Created for an exhibition at Allied Arts Gallery in Richland, WA (The home to Hanford, the most contaminated nuclear site in the United States). The installation consisted of: a projected video loop, an audio loop, a looped interview with Robert Smith (a retired Hanford worker), an ink drawing on a declassified document (outlining the problem Hanford continues to face with contaminated tumbleweeds, mounted on a bulletin board), 177 tin containers filled with green colored water, four tumbleweeds collected from around the Hanford site (placed under plexiglas), green florescent lighting, and a tumbleweed relocation performance (Hundreds of tumbleweeds were collected from around the Hanford site, loaded into a cargo truck, and later released in the most popular park in town).
Shown with archival inkjet prints by Zach Mazur (website)
By Gov. Chris Gregoire & Sen. Maria Cantwell in a Special to the Washington Post
Buried in President Bush's proposed budget for next year is a story of broken promises. It's a story that puts our nation's honor -- and our environment, economy and families -- on the line.
The president wants to increase spending on every major category of our government's nuclear program except one: cleaning up the toxic legacy that lurks at nuclear reservations and facilities around the nation.
The administration wants more funding for nuclear weaponry, nuclear energy, nuclear science and management. But it would spend $800 million less on environmental cleanups at 20 federal nuclear sites in 14 states.
Its request for cleanups at nuclear sites in several states is the lowest since 1997.
Federal cleanups are not yet completed in Washington state, New York , South Carolina , Ohio , Tennessee , Illinois , Kentucky , California , Idaho , New Mexico , Texas , Arkansas , Nevada or Utah . Our government is turning its back on long-standing commitments.
Nothing better illustrates why America must clean up the enormous quantities of waste at these sites than Hanford , our country's most-contaminated federal nuclear reservation.
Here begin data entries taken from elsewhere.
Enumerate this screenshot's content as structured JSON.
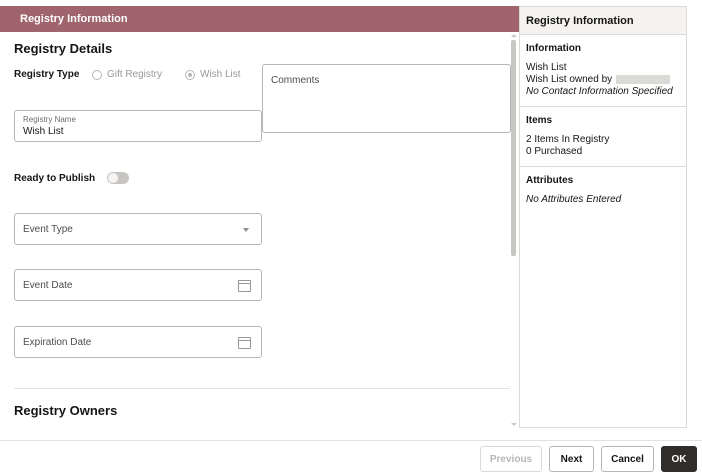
{
  "header": {
    "title": "Registry Information"
  },
  "details": {
    "title": "Registry Details",
    "registry_type_label": "Registry Type",
    "options": [
      "Gift Registry",
      "Wish List"
    ],
    "selected_option": "Wish List",
    "comments_label": "Comments",
    "registry_name_label": "Registry Name",
    "registry_name_value": "Wish List",
    "ready_to_publish_label": "Ready to Publish",
    "ready_to_publish": false,
    "event_type_label": "Event Type",
    "event_date_label": "Event Date",
    "expiration_date_label": "Expiration Date"
  },
  "owners": {
    "title": "Registry Owners"
  },
  "side_panel": {
    "title": "Registry Information",
    "information": {
      "title": "Information",
      "line1": "Wish List",
      "line2": "Wish List owned by",
      "line3": "No Contact Information Specified"
    },
    "items": {
      "title": "Items",
      "line1": "2 Items In Registry",
      "line2": "0 Purchased"
    },
    "attributes": {
      "title": "Attributes",
      "line1": "No Attributes Entered"
    }
  },
  "footer": {
    "previous": "Previous",
    "next": "Next",
    "cancel": "Cancel",
    "ok": "OK"
  },
  "colors": {
    "header_bg": "#a0646c",
    "primary_button": "#312d2a"
  },
  "icons": [
    "chevron-down-icon",
    "calendar-icon"
  ]
}
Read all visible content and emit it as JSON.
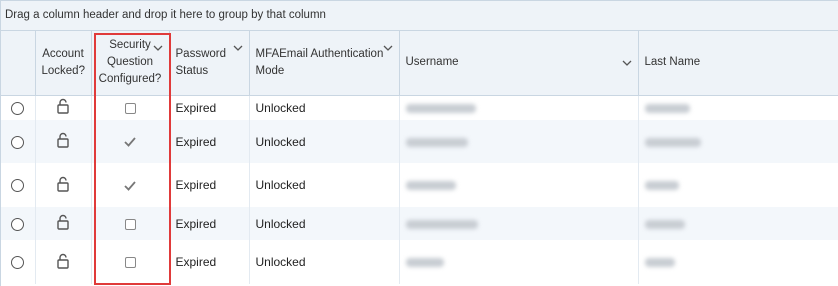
{
  "group_bar": {
    "text": "Drag a column header and drop it here to group by that column"
  },
  "columns": {
    "account_locked": "Account Locked?",
    "security_question": "Security Question Configured?",
    "password_status": "Password Status",
    "mfa_email": "MFAEmail Authentication Mode",
    "username": "Username",
    "last_name": "Last Name"
  },
  "rows": [
    {
      "password_status": "Expired",
      "mfa_mode": "Unlocked",
      "security_configured": false
    },
    {
      "password_status": "Expired",
      "mfa_mode": "Unlocked",
      "security_configured": true
    },
    {
      "password_status": "Expired",
      "mfa_mode": "Unlocked",
      "security_configured": true
    },
    {
      "password_status": "Expired",
      "mfa_mode": "Unlocked",
      "security_configured": false
    },
    {
      "password_status": "Expired",
      "mfa_mode": "Unlocked",
      "security_configured": false
    }
  ],
  "icons": {
    "lock": "unlocked-padlock-icon",
    "check": "checkmark-icon",
    "sort": "chevron-down-icon"
  },
  "colors": {
    "highlight": "#e03a3a",
    "header_bg": "#eef3f8",
    "alt_row_bg": "#f3f7fb"
  }
}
Here, the United States produced weapons-grade plutonium, unlocking the code to the power that helped win the Cold War.
The legacy of that era is a witches' brew of the world's most dangerous materials, housed in half-century-old storage tanks, that are contaminating nearby soils and aquifers.
Will America keep its promises and clean up this toxic legacy? Will our nation and Congress allow the administration to turn its back on millions of Americans?
Success won't come easily. Conscientious Americans must join the states that are living with unfinished nuclear cleanups to compel the Energy Department to get its program moving again.
And time is not on our side.
Just below ground at the Hanford site are 177 enormous steel tanks. They contain 53 million gallons of heavy metals, acids, solvents and highly radioactive elements, including plutonium, cesium, strontium and uranium. Sixty-seven tanks are confirmed leakers, and nearly all are well beyond their design lifespan.
According to the Government Accountability Office , the federal government and its contractors also buried thousands of tons of radioactive and hazardous waste in unlined landfills and injected 450 billion gallons of liquid waste into ponds, ditches and drainfields at the site. That is about the amount of water that flows through the Potomac River in a month.
As you read this, a huge plume of groundwater contaminated with radiation and heavy metals is moving from Hanford toward the Columbia River .
If this toxic brew were buried 12 miles from the Potomac, the water source for hundreds of thousands of people in the D.C. area, the administration would undoubtedly make it a top budget priority.
We are asking for nothing less for our communities. Adequate cleanup funding is imperative. And it doesn't require a budget increase; President Bush only has to get his nuclear priorities right.
Each passing day increases the risk of leakage and catastrophic tank failure at Hanford. Each delay increases the risk to workers, the environment and more than a million people who live and work near the Columbia River downstream from Hanford.
In the Oregon counties along the river below Hanford, 32,000 companies depend on clean, safe water to provide 500,000 jobs with a payroll of $18 billion -- 30 percent of the state's economic activity.
In the Washington counties below Hanford, 25,000 companies rely on water to provide 280,000 jobs and a payroll of $9.5 billion -- 10 percent of the state's economic activity.
Bush's proposed budget falls $600 million short of what the Energy Department says it needs for cleanup in 2009. The department is grossly out of compliance with major portions of the cleanup order signed 19 years ago on behalf of President George H.W. Bush that includes Washington state, the Energy Department and the Environmental Protection Agency .
If this budget stands, only one tank at Hanford will be emptied in 2009. At that rate, it will take 140 years to empty the remaining 142 single-shell tanks and process the waste.
We don't have 140 years. The river doesn't have 140 years.
A dedicated pool of skilled individuals is ready to work, day in and day out, to clean up Hanford. They need our support to get the job done.
A nation that cracked the code to the nuclear era can clean up that effort's toxic legacy. What's more, we are obligated to. Just as we must support the men and women in uniform who defend our freedom, we must also protect those communities that answered the call to duty.
We are counting on the Bush administration and Congress to honor their commitments to the communities that helped win the Cold War. That is the America we can all be proud of.